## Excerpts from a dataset
────────

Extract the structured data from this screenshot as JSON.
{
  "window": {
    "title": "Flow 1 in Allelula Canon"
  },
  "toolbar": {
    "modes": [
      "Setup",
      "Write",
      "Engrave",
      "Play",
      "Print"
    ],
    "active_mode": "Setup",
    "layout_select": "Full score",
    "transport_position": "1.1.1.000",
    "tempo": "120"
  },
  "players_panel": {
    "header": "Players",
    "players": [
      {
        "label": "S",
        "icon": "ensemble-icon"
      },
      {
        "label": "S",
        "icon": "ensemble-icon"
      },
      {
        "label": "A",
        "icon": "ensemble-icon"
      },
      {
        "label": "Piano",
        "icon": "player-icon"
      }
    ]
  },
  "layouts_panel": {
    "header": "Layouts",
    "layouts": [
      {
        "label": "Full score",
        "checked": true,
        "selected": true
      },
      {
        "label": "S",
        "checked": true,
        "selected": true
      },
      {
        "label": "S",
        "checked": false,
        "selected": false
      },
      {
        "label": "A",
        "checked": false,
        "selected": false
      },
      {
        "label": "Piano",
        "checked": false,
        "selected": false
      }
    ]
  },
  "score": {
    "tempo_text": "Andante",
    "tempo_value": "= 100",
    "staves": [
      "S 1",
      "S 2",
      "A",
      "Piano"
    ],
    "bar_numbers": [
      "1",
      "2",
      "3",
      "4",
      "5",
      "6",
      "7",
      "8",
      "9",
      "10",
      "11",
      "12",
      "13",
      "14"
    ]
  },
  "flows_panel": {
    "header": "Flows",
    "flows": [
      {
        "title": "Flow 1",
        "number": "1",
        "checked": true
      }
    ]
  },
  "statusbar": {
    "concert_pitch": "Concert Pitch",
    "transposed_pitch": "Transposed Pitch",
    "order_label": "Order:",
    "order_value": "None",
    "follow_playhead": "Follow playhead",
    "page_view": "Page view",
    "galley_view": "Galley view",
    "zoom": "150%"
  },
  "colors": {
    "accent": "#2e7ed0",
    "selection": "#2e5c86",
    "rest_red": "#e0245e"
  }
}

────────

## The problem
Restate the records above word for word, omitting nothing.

## Worked solution
Extract the structured data from this screenshot as JSON.
{
  "window": {
    "title": "Flow 1 in Allelula Canon"
  },
  "toolbar": {
    "modes": [
      "Setup",
      "Write",
      "Engrave",
      "Play",
      "Print"
    ],
    "active_mode": "Setup",
    "layout_select": "Full score",
    "transport_position": "1.1.1.000",
    "tempo": "120"
  },
  "players_panel": {
    "header": "Players",
    "players": [
      {
        "label": "S",
        "icon": "ensemble-icon"
      },
      {
        "label": "S",
        "icon": "ensemble-icon"
      },
      {
        "label": "A",
        "icon": "ensemble-icon"
      },
      {
        "label": "Piano",
        "icon": "player-icon"
      }
    ]
  },
  "layouts_panel": {
    "header": "Layouts",
    "layouts": [
      {
        "label": "Full score",
        "checked": true,
        "selected": true
      },
      {
        "label": "S",
        "checked": true,
        "selected": true
      },
      {
        "label": "S",
        "checked": false,
        "selected": false
      },
      {
        "label": "A",
        "checked": false,
        "selected": false
      },
      {
        "label": "Piano",
        "checked": false,
        "selected": false
      }
    ]
  },
  "score": {
    "tempo_text": "Andante",
    "tempo_value": "= 100",
    "staves": [
      "S 1",
      "S 2",
      "A",
      "Piano"
    ],
    "bar_numbers": [
      "1",
      "2",
      "3",
      "4",
      "5",
      "6",
      "7",
      "8",
      "9",
      "10",
      "11",
      "12",
      "13",
      "14"
    ]
  },
  "flows_panel": {
    "header": "Flows",
    "flows": [
      {
        "title": "Flow 1",
        "number": "1",
        "checked": true
      }
    ]
  },
  "statusbar": {
    "concert_pitch": "Concert Pitch",
    "transposed_pitch": "Transposed Pitch",
    "order_label": "Order:",
    "order_value": "None",
    "follow_playhead": "Follow playhead",
    "page_view": "Page view",
    "galley_view": "Galley view",
    "zoom": "150%"
  },
  "colors": {
    "accent": "#2e7ed0",
    "selection": "#2e5c86",
    "rest_red": "#e0245e"
  }
}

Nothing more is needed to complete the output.